This is volume six of the Holy Cross Sucks! quadrilogy: If you're counting, yes, you need to start using the fingers of your other hand. In the original quartet of plays, Nash took his three heroes -- Ben, Johnny, and George -- through the myriad rites of passage of your almost-typical suburban Houston high school of the parochial variety. Norman Normal was the boys' weird geek friend, orbiting the three throughout most of their escapades; now he has his "breakout" vehicle. What the uninitiated playgoer will undoubtedly sense but miss are the incredible number of details from the previous Holy Cross plays hinted at in Nash's rapid bursts of dialogue -- the histories, the idiosyncrasies, all the time-honed depth of Norman and the other couple of dozen characters who people this world. A word here or there links to a chunk of story from a previous play, eliciting titters from the knowledgeable, if not outright laughter. There is definitely something to have been gained by paying attention in Nash's earlier classrooms. Still, for the neophytes -- the freshmen, if you will -- Nash's clarity in characterization, his chameleon comic abilities, not to mention his ever-sharp wit and this particular story's absurd hilarity, make Norman's breakout play a fine summer blockbuster of its own.

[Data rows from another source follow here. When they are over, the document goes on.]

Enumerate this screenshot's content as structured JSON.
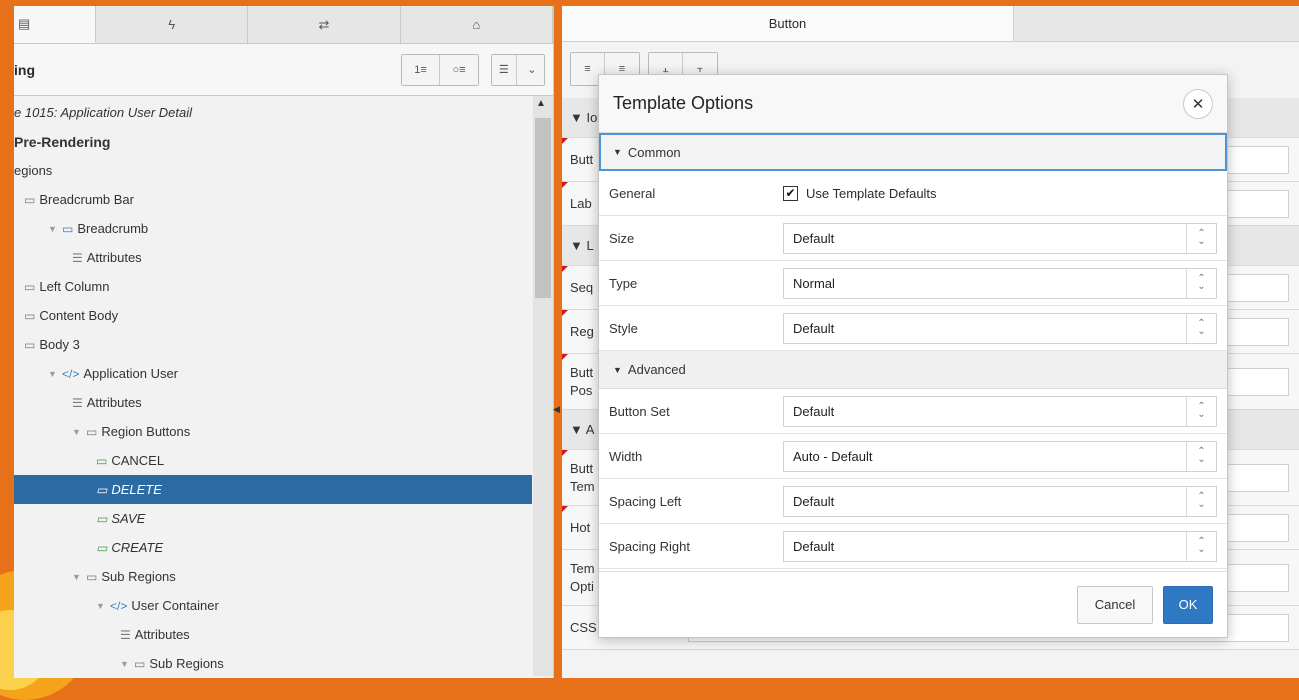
{
  "left": {
    "tabs": [
      {
        "icon": "grid-icon",
        "glyph": "▤"
      },
      {
        "icon": "lightning-icon",
        "glyph": "ϟ"
      },
      {
        "icon": "swap-icon",
        "glyph": "⇄"
      },
      {
        "icon": "shapes-icon",
        "glyph": "⌂"
      }
    ],
    "toolbar_title": "ing",
    "tree": [
      {
        "label": "e 1015: Application User Detail",
        "indent": 0,
        "style": "italic",
        "icon": ""
      },
      {
        "label": "Pre-Rendering",
        "indent": 0,
        "style": "bold",
        "icon": ""
      },
      {
        "label": "Regions",
        "indent": 0,
        "style": "",
        "icon": "",
        "display": "egions"
      },
      {
        "label": "Breadcrumb Bar",
        "indent": 1,
        "style": "",
        "icon": "folder-icon"
      },
      {
        "label": "Breadcrumb",
        "indent": 2,
        "style": "",
        "icon": "breadcrumb-icon"
      },
      {
        "label": "Attributes",
        "indent": 3,
        "style": "",
        "icon": "list-icon"
      },
      {
        "label": "Left Column",
        "indent": 1,
        "style": "",
        "icon": "folder-icon"
      },
      {
        "label": "Content Body",
        "indent": 1,
        "style": "",
        "icon": "folder-icon"
      },
      {
        "label": "Body 3",
        "indent": 1,
        "style": "",
        "icon": "folder-icon"
      },
      {
        "label": "Application User",
        "indent": 2,
        "style": "",
        "icon": "code-icon"
      },
      {
        "label": "Attributes",
        "indent": 3,
        "style": "",
        "icon": "list-icon"
      },
      {
        "label": "Region Buttons",
        "indent": 3,
        "style": "",
        "icon": "folder-icon"
      },
      {
        "label": "CANCEL",
        "indent": 4,
        "style": "",
        "icon": "button-icon"
      },
      {
        "label": "DELETE",
        "indent": 4,
        "style": "italic",
        "icon": "button-icon",
        "selected": true
      },
      {
        "label": "SAVE",
        "indent": 4,
        "style": "italic",
        "icon": "button-icon"
      },
      {
        "label": "CREATE",
        "indent": 4,
        "style": "italic",
        "icon": "button-icon"
      },
      {
        "label": "Sub Regions",
        "indent": 3,
        "style": "",
        "icon": "folder-icon"
      },
      {
        "label": "User Container",
        "indent": 4,
        "style": "",
        "icon": "code-icon"
      },
      {
        "label": "Attributes",
        "indent": 5,
        "style": "",
        "icon": "list-icon"
      },
      {
        "label": "Sub Regions",
        "indent": 5,
        "style": "",
        "icon": "folder-icon"
      }
    ]
  },
  "right": {
    "tab_label": "Button",
    "props": [
      {
        "label": "▼ Io",
        "group": true
      },
      {
        "label": "Butt",
        "mark": true
      },
      {
        "label": "Lab",
        "mark": true
      },
      {
        "label": "▼ L",
        "group": true
      },
      {
        "label": "Seq",
        "mark": true
      },
      {
        "label": "Reg",
        "mark": true
      },
      {
        "label": "Butt\nPos",
        "mark": true
      },
      {
        "label": "▼ A",
        "group": true
      },
      {
        "label": "Butt\nTem",
        "mark": true
      },
      {
        "label": "Hot",
        "mark": true
      },
      {
        "label": "Tem\nOpti",
        "mark": false
      },
      {
        "label": "CSS Classes",
        "mark": false
      }
    ]
  },
  "modal": {
    "title": "Template Options",
    "sections": {
      "common": "Common",
      "advanced": "Advanced"
    },
    "general_label": "General",
    "use_defaults_label": "Use Template Defaults",
    "use_defaults_checked": true,
    "common_options": [
      {
        "label": "Size",
        "value": "Default"
      },
      {
        "label": "Type",
        "value": "Normal"
      },
      {
        "label": "Style",
        "value": "Default"
      }
    ],
    "advanced_options": [
      {
        "label": "Button Set",
        "value": "Default"
      },
      {
        "label": "Width",
        "value": "Auto - Default"
      },
      {
        "label": "Spacing Left",
        "value": "Default"
      },
      {
        "label": "Spacing Right",
        "value": "Default"
      }
    ],
    "cancel_label": "Cancel",
    "ok_label": "OK"
  },
  "colors": {
    "accent": "#2f79c4",
    "selection": "#2b6aa2",
    "background_orange": "#e67118"
  }
}
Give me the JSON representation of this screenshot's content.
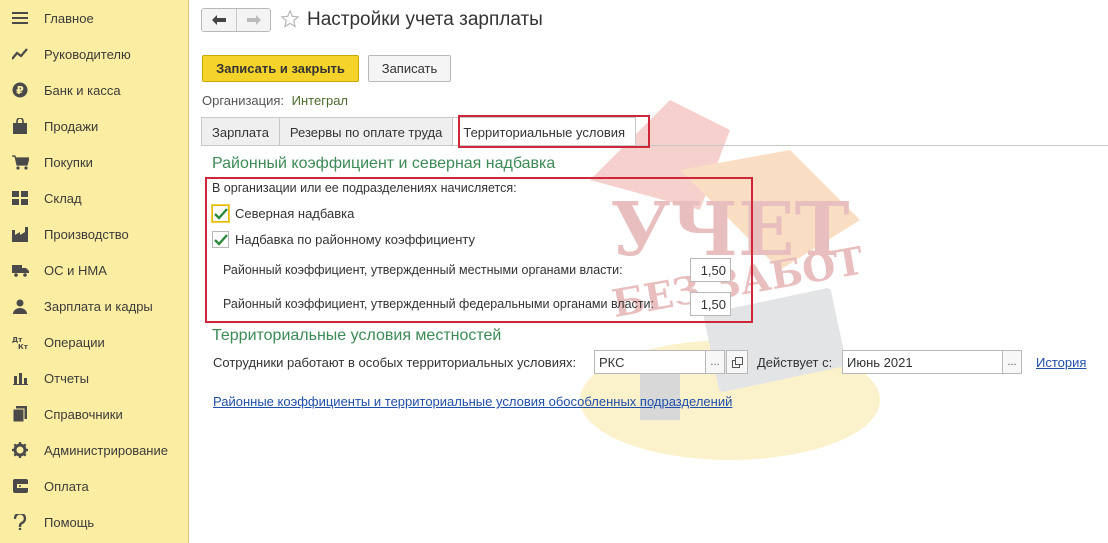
{
  "sidebar": {
    "items": [
      {
        "label": "Главное",
        "icon": "menu-icon"
      },
      {
        "label": "Руководителю",
        "icon": "trend-icon"
      },
      {
        "label": "Банк и касса",
        "icon": "ruble-icon"
      },
      {
        "label": "Продажи",
        "icon": "bag-icon"
      },
      {
        "label": "Покупки",
        "icon": "cart-icon"
      },
      {
        "label": "Склад",
        "icon": "warehouse-icon"
      },
      {
        "label": "Производство",
        "icon": "factory-icon"
      },
      {
        "label": "ОС и НМА",
        "icon": "truck-icon"
      },
      {
        "label": "Зарплата и кадры",
        "icon": "person-icon"
      },
      {
        "label": "Операции",
        "icon": "dt-kt-icon"
      },
      {
        "label": "Отчеты",
        "icon": "bar-chart-icon"
      },
      {
        "label": "Справочники",
        "icon": "books-icon"
      },
      {
        "label": "Администрирование",
        "icon": "gear-icon"
      },
      {
        "label": "Оплата",
        "icon": "wallet-icon"
      },
      {
        "label": "Помощь",
        "icon": "help-icon"
      }
    ]
  },
  "header": {
    "title": "Настройки учета зарплаты"
  },
  "toolbar": {
    "save_close_label": "Записать и закрыть",
    "save_label": "Записать"
  },
  "organization": {
    "label": "Организация:",
    "value": "Интеграл"
  },
  "tabs": [
    {
      "label": "Зарплата"
    },
    {
      "label": "Резервы по оплате труда"
    },
    {
      "label": "Территориальные условия",
      "active": true
    }
  ],
  "regional": {
    "section_title": "Районный коэффициент и северная надбавка",
    "intro": "В организации или ее подразделениях начисляется:",
    "checkbox_north": {
      "label": "Северная надбавка",
      "checked": true
    },
    "checkbox_regional": {
      "label": "Надбавка по районному коэффициенту",
      "checked": true
    },
    "local_label": "Районный коэффициент, утвержденный местными органами власти:",
    "local_value": "1,50",
    "federal_label": "Районный коэффициент, утвержденный федеральными органами власти:",
    "federal_value": "1,50"
  },
  "territorial": {
    "section_title": "Территориальные условия местностей",
    "employees_label": "Сотрудники работают в особых территориальных условиях:",
    "employees_value": "РКС",
    "effective_label": "Действует с:",
    "effective_value": "Июнь 2021",
    "history_link": "История",
    "subdivisions_link": "Районные коэффициенты и территориальные условия обособленных подразделений"
  },
  "watermark": {
    "line1": "УЧЕТ",
    "line2": "БЕЗ ЗАБОТ"
  },
  "colors": {
    "sidebar_bg": "#fbeda1",
    "accent_yellow": "#f5d32b",
    "section_green": "#3c8a55",
    "highlight_red": "#d0263a",
    "link_blue": "#1f4fa8"
  }
}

A note to readers: Bold and uncensored, The Austin Chronicle has been Austin’s independent news source for over 36 years, expressing the community’s political and environmental concerns and supporting its active cultural scene. Now more than ever, we need your support to continue supplying Austin with independent, free press. If real news is important to you, please consider making a donation of $5, $10 or whatever you can afford, to help keep our journalism on stands.

Support the Chronicle  

READ MORE
More Arts Reviews
All the Way
All the Way
In Zach Theatre's staging of this epic political drama about LBJ, the fight for civil rights feels particularly urgent

Robert Faires, May 1, 2015

Random Acts of Magic
Random Acts of Magic
The 2015 batch of Out of Ink 10-minute plays is a satisfying buffet of silliness and thoughtfulness

Elizabeth Cobbe, May 1, 2015

More by Robi Polgar
Review: 2018 Austin Chamber Music Festival
Review: 2018 Austin Chamber Music Festival
How the Attacca Quartet, Emerson Quartet, and invoke played

July 17, 2018

Texas Early Music Project's <i>Complaints Through the Ages</i>
Texas Early Music Project's Complaints Through the Ages
This TEMP concert collected brief melodic grievances from across the centuries, half heartfelt, half silly

April 27, 2018

KEYWORDS FOR THIS STORY

Norman Normal Saves the World, Rob Nash, The Vortex, Holy Cross Sucks!

MORE IN THE ARCHIVES
NEWSLETTERS
AC Daily, Events and Promotions, Luvdoc Answers

Breaking news, recommended events, and more

Official Chronicle events, promotions, and giveaways

Updates for SXSW 2018

All questions answered (satisfaction not guaranteed)

Information is power. Support the free press, so we can support Austin.   Support the Chronicle